java.util.WeakHashMap, 5000, 110
java.util.Hashtable, 5000, 160

A couple of notes about the output:

Performances of different collection sizes on Windows 7 with JDK 1.8:

Collection           Number of Elements
Class           5000   10000   20000   40000

HashSet            0       0      10       0
LinkedHashSet      0       0       0       0
Vector           120     220    1480    4560
ArrayList         60     210    1480    3310
LinkedList        50     200    1600    3160
TreeMap          120     490    2810    7751
HashMap           80     290    1801    4630
IdentityHashMap   30     110     410    1671
WeakHashMap      110     450    2480  failed
Hashtable        160     640    3250   10120

The results show that:

Performances of different collection sizes on Windows 2000 with JDK 1.4.1_01:

Collection       Number of Elements
Class           5000   10000   20000

HashSet           10      20      20
LinkedHashSet      0      10      20
Vector           661    2714   10936
ArrayList        651    2694   10676
LinkedList       762    3305   28122
TreeMap         1021   10256   52719
HashMap         1712   12629   60050
IdentityHashMap  391    1532    7000
WeakHashMap     1572  failed  failed
Hashtable       3145   21261   89103

Last update: 2014.

Table of Contents

 About This JDK Tutorial Book
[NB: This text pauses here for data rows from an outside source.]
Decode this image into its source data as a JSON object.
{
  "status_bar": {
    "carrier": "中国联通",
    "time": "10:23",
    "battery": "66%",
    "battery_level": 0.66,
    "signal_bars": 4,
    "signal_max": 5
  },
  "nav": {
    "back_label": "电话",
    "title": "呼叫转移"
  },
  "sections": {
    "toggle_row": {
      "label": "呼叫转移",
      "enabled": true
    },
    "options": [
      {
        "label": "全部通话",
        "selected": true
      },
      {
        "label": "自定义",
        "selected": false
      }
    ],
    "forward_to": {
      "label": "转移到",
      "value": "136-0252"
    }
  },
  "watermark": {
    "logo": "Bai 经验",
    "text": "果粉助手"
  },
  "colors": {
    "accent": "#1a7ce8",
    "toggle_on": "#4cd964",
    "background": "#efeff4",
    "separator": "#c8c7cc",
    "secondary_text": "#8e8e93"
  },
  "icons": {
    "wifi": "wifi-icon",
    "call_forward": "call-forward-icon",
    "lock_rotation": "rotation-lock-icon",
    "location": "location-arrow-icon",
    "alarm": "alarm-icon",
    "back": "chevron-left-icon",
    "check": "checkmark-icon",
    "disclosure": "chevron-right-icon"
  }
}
 Downloading and Installing JDK 1.8.0 on Windows

 Downloading and Installing JDK 1.7.0 on Windows

 Downloading and Installing JDK 1.6.2 on Windows

 Java Date-Time API

 Date, Time and Calendar Classes

 Date and Time Object and String Conversion

 Number Object and Numeric String Conversion

 Locales, Localization Methods and Resource Bundles

 Calling and Importing Classes Defined in Unnamed Packages

HashSet, Vector, HashMap and Collection Classes

 Types of Collections-of-Elements

 Data Structures of Collection Implementations

 Collection Implementations in JDK

Search Operation Performance of Different Collection Classes

 Comparable Interface and compareTo() Method

 Character Set Encoding Classes and Methods

 Character Set Encoding Maps

 Encoding Conversion Programs for Encoded Text Files

 Socket Network Communication

 Datagram Network Communication

 DOM (Document Object Model) - API for XML Files

 SAX (Simple API for XML)

 DTD (Document Type Definition) - XML Validation

 XSD (XML Schema Definition) - XML Validation

 XSL (Extensible Stylesheet Language)

 Message Digest Algorithm Implementations in JDK

 Private key and Public Key Pair Generation

 PKCS#8/X.509 Private/Public Encoding Standards

 Digital Signature Algorithm and Sample Program

 "keytool" Commands and "keystore" Files

 KeyStore and Certificate Classes

 Secret Key Generation and Management

 Cipher - Secret Key Encryption and Decryption

 The SSL (Secure Socket Layer) Protocol

 SSL Socket Communication Testing Programs

 SSL Client Authentication

 HTTPS (Hypertext Transfer Protocol Secure)

 Outdated Tutorials

 References

 PDF Printing Version